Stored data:

========================================

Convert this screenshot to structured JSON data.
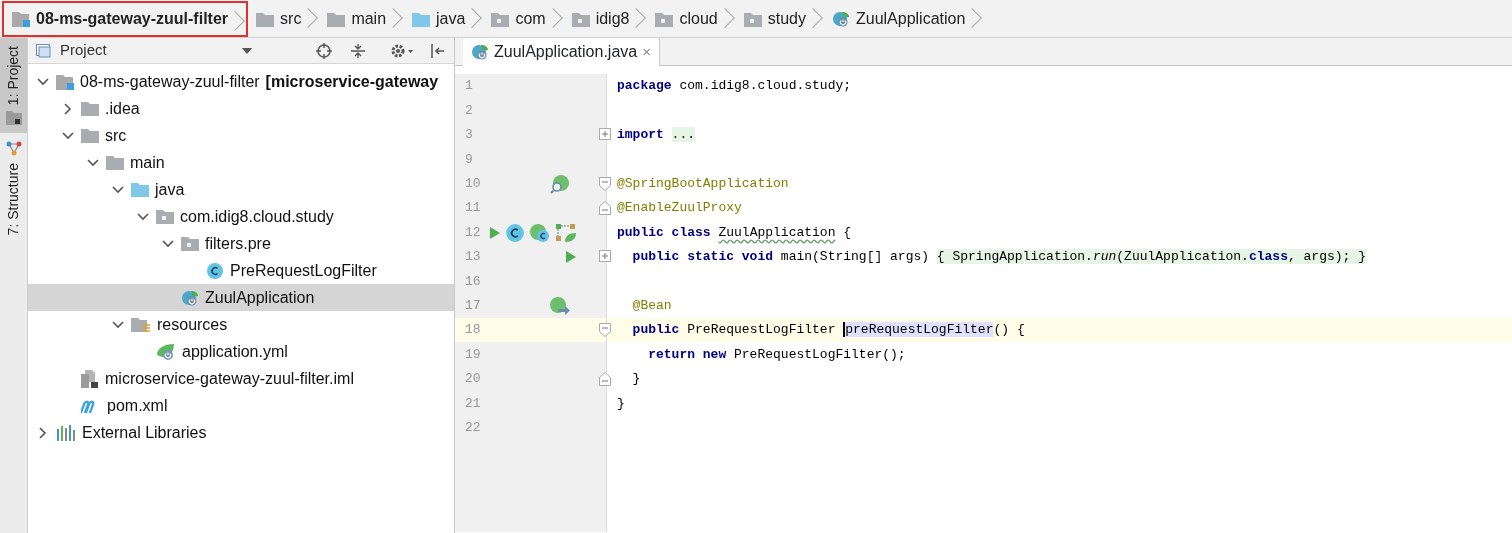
{
  "breadcrumbs": [
    {
      "label": "08-ms-gateway-zuul-filter",
      "kind": "module",
      "boxed": true
    },
    {
      "label": "src",
      "kind": "folder",
      "boxed": false
    },
    {
      "label": "main",
      "kind": "folder",
      "boxed": false
    },
    {
      "label": "java",
      "kind": "source",
      "boxed": false
    },
    {
      "label": "com",
      "kind": "package",
      "boxed": false
    },
    {
      "label": "idig8",
      "kind": "package",
      "boxed": false
    },
    {
      "label": "cloud",
      "kind": "package",
      "boxed": false
    },
    {
      "label": "study",
      "kind": "package",
      "boxed": false
    },
    {
      "label": "ZuulApplication",
      "kind": "app",
      "boxed": false
    }
  ],
  "tool_tabs": [
    {
      "label": "1: Project",
      "kind": "project",
      "selected": true
    },
    {
      "label": "7: Structure",
      "kind": "structure",
      "selected": false
    }
  ],
  "project_panel": {
    "title": "Project",
    "tree": [
      {
        "label": "08-ms-gateway-zuul-filter",
        "module": "[microservice-gateway",
        "kind": "module",
        "expanded": true,
        "selected": false,
        "children": [
          {
            "label": ".idea",
            "kind": "folder",
            "expanded": false,
            "selected": false
          },
          {
            "label": "src",
            "kind": "folder",
            "expanded": true,
            "selected": false,
            "children": [
              {
                "label": "main",
                "kind": "folder",
                "expanded": true,
                "selected": false,
                "children": [
                  {
                    "label": "java",
                    "kind": "source",
                    "expanded": true,
                    "selected": false,
                    "children": [
                      {
                        "label": "com.idig8.cloud.study",
                        "kind": "package",
                        "expanded": true,
                        "selected": false,
                        "children": [
                          {
                            "label": "filters.pre",
                            "kind": "package",
                            "expanded": true,
                            "selected": false,
                            "children": [
                              {
                                "label": "PreRequestLogFilter",
                                "kind": "class",
                                "selected": false
                              }
                            ]
                          },
                          {
                            "label": "ZuulApplication",
                            "kind": "app",
                            "selected": true
                          }
                        ]
                      }
                    ]
                  },
                  {
                    "label": "resources",
                    "kind": "resources",
                    "expanded": true,
                    "selected": false,
                    "children": [
                      {
                        "label": "application.yml",
                        "kind": "yml",
                        "selected": false
                      }
                    ]
                  }
                ]
              }
            ]
          },
          {
            "label": "microservice-gateway-zuul-filter.iml",
            "kind": "iml",
            "selected": false
          },
          {
            "label": "pom.xml",
            "kind": "maven",
            "selected": false
          }
        ]
      },
      {
        "label": "External Libraries",
        "kind": "libraries",
        "expanded": false,
        "selected": false
      }
    ]
  },
  "editor": {
    "tabs": [
      {
        "label": "ZuulApplication.java",
        "close": "×",
        "selected": true
      }
    ],
    "lines": [
      {
        "number": "1",
        "segments": [
          {
            "text": "package ",
            "kind": "keyword"
          },
          {
            "text": "com.idig8.cloud.study;",
            "kind": "plain"
          }
        ]
      },
      {
        "number": "2"
      },
      {
        "number": "3",
        "fold_marker": {
          "kind": "expand"
        },
        "segments": [
          {
            "text": "import ",
            "kind": "keyword"
          },
          {
            "text": "...",
            "kind": "folded"
          }
        ]
      },
      {
        "number": "9"
      },
      {
        "number": "10",
        "fold_marker": {
          "kind": "start"
        },
        "gutter": [
          {
            "kind": "bean-search"
          }
        ],
        "segments": [
          {
            "text": "@SpringBootApplication",
            "kind": "annotation"
          }
        ]
      },
      {
        "number": "11",
        "fold_marker": {
          "kind": "end"
        },
        "segments": [
          {
            "text": "@EnableZuulProxy",
            "kind": "annotation"
          }
        ]
      },
      {
        "number": "12",
        "gutter": [
          {
            "kind": "run"
          },
          {
            "kind": "class"
          },
          {
            "kind": "bean-class"
          },
          {
            "kind": "diagram"
          }
        ],
        "segments": [
          {
            "text": "public class ",
            "kind": "keyword"
          },
          {
            "text": "ZuulApplication",
            "kind": "typo"
          },
          {
            "text": " {",
            "kind": "plain"
          }
        ]
      },
      {
        "number": "13",
        "fold_marker": {
          "kind": "expand"
        },
        "gutter": [
          {
            "kind": "run"
          }
        ],
        "segments": [
          {
            "text": "  public static void",
            "kind": "keyword"
          },
          {
            "text": " main(String[] args) ",
            "kind": "plain"
          },
          {
            "text": "{ SpringApplication.",
            "kind": "folded"
          },
          {
            "text": "run",
            "kind": "folded-italic"
          },
          {
            "text": "(ZuulApplication.",
            "kind": "folded"
          },
          {
            "text": "class",
            "kind": "folded-keyword"
          },
          {
            "text": ", args); }",
            "kind": "folded"
          }
        ]
      },
      {
        "number": "16"
      },
      {
        "number": "17",
        "gutter": [
          {
            "kind": "bean-arrow"
          }
        ],
        "segments": [
          {
            "text": "  @Bean",
            "kind": "annotation"
          }
        ]
      },
      {
        "number": "18",
        "fold_marker": {
          "kind": "start"
        },
        "current": true,
        "segments": [
          {
            "text": "  public",
            "kind": "keyword"
          },
          {
            "text": " PreRequestLogFilter ",
            "kind": "plain"
          },
          {
            "text": "preRequestLogFilter",
            "kind": "caret-highlight"
          },
          {
            "text": "() {",
            "kind": "plain"
          }
        ]
      },
      {
        "number": "19",
        "segments": [
          {
            "text": "    return new",
            "kind": "keyword"
          },
          {
            "text": " PreRequestLogFilter();",
            "kind": "plain"
          }
        ]
      },
      {
        "number": "20",
        "fold_marker": {
          "kind": "end"
        },
        "segments": [
          {
            "text": "  }",
            "kind": "plain"
          }
        ]
      },
      {
        "number": "21",
        "segments": [
          {
            "text": "}",
            "kind": "plain"
          }
        ]
      },
      {
        "number": "22"
      }
    ]
  }
}
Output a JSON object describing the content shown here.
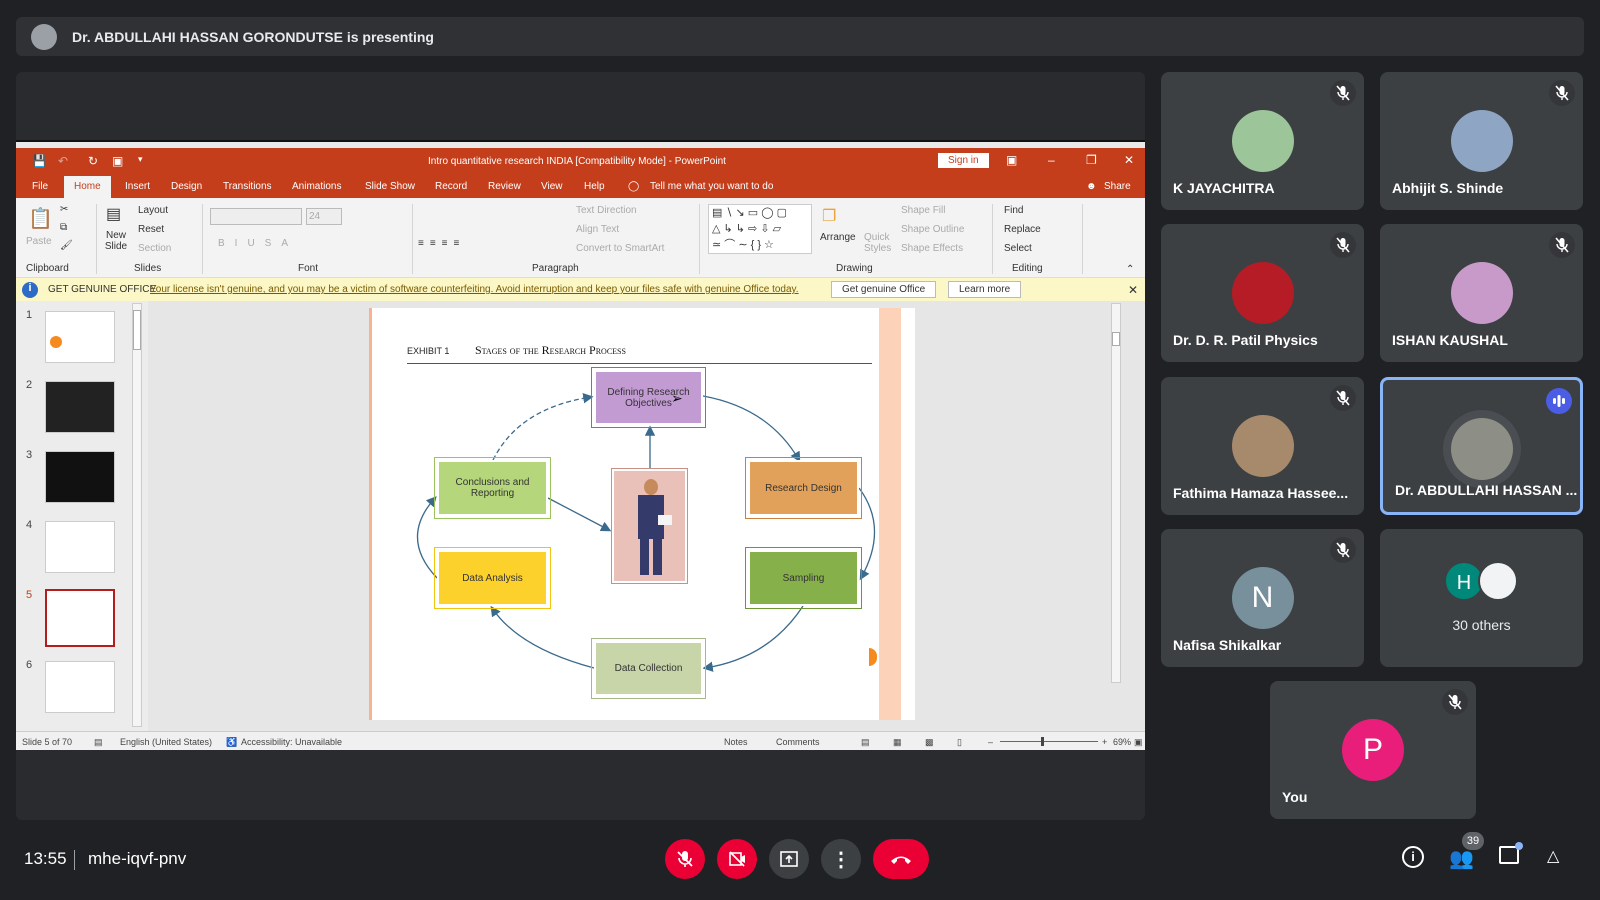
{
  "meet": {
    "presenting_banner": "Dr. ABDULLAHI HASSAN GORONDUTSE is presenting",
    "time": "13:55",
    "meeting_code": "mhe-iqvf-pnv",
    "participant_count": "39",
    "others_label": "30 others",
    "others_avatar_letter": "H"
  },
  "participants": [
    {
      "name": "K JAYACHITRA",
      "muted": true,
      "avatar_color": "#9cc59a"
    },
    {
      "name": "Abhijit S. Shinde",
      "muted": true,
      "avatar_color": "#8ea5c4"
    },
    {
      "name": "Dr. D. R. Patil Physics",
      "muted": true,
      "avatar_color": "#b51c25"
    },
    {
      "name": "ISHAN KAUSHAL",
      "muted": true,
      "avatar_color": "#c79ac9"
    },
    {
      "name": "Fathima Hamaza Hassee...",
      "muted": true,
      "avatar_color": "#a78a6c"
    },
    {
      "name": "Dr. ABDULLAHI HASSAN ...",
      "muted": false,
      "speaking": true,
      "avatar_color": "#8d8f86"
    },
    {
      "name": "Nafisa Shikalkar",
      "muted": true,
      "avatar_letter": "N",
      "avatar_color": "#78909c"
    },
    {
      "name": "You",
      "muted": true,
      "avatar_letter": "P",
      "avatar_color": "#e91e7b"
    }
  ],
  "colors": {
    "ppt_accent": "#c43e1c",
    "meet_red": "#ea0034",
    "active_border": "#8ab4f8"
  },
  "ppt": {
    "title": "Intro quantitative research INDIA [Compatibility Mode]  -  PowerPoint",
    "sign_in": "Sign in",
    "share": "Share",
    "tabs": [
      "File",
      "Home",
      "Insert",
      "Design",
      "Transitions",
      "Animations",
      "Slide Show",
      "Record",
      "Review",
      "View",
      "Help"
    ],
    "tell_me": "Tell me what you want to do",
    "ribbon": {
      "paste": "Paste",
      "new_slide": "New Slide",
      "layout": "Layout",
      "reset": "Reset",
      "section": "Section",
      "font_size": "24",
      "text_direction": "Text Direction",
      "align_text": "Align Text",
      "convert_smartart": "Convert to SmartArt",
      "arrange": "Arrange",
      "quick_styles": "Quick Styles",
      "shape_fill": "Shape Fill",
      "shape_outline": "Shape Outline",
      "shape_effects": "Shape Effects",
      "find": "Find",
      "replace": "Replace",
      "select": "Select",
      "groups": [
        "Clipboard",
        "Slides",
        "Font",
        "Paragraph",
        "Drawing",
        "Editing"
      ]
    },
    "genuine": {
      "label": "GET GENUINE OFFICE",
      "message": "Your license isn't genuine, and you may be a victim of software counterfeiting. Avoid interruption and keep your files safe with genuine Office today.",
      "get_button": "Get genuine Office",
      "learn_button": "Learn more"
    },
    "thumbnails": [
      "1",
      "2",
      "3",
      "4",
      "5",
      "6"
    ],
    "selected_slide": 5,
    "slide": {
      "exhibit": "EXHIBIT 1",
      "heading": "Stages of the Research Process",
      "boxes": {
        "defining": "Defining Research Objectives",
        "design": "Research Design",
        "sampling": "Sampling",
        "collection": "Data Collection",
        "analysis": "Data Analysis",
        "conclusions": "Conclusions and Reporting"
      }
    },
    "status": {
      "slide": "Slide 5 of 70",
      "language": "English (United States)",
      "accessibility": "Accessibility: Unavailable",
      "notes": "Notes",
      "comments": "Comments",
      "zoom": "69%",
      "zoom_level": 69
    }
  }
}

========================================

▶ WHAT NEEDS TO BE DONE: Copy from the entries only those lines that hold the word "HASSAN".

▶ EXERCISE OUTPUT:
    "presenting_banner": "Dr. ABDULLAHI HASSAN GORONDUTSE is presenting",
      "name": "Dr. ABDULLAHI HASSAN ...",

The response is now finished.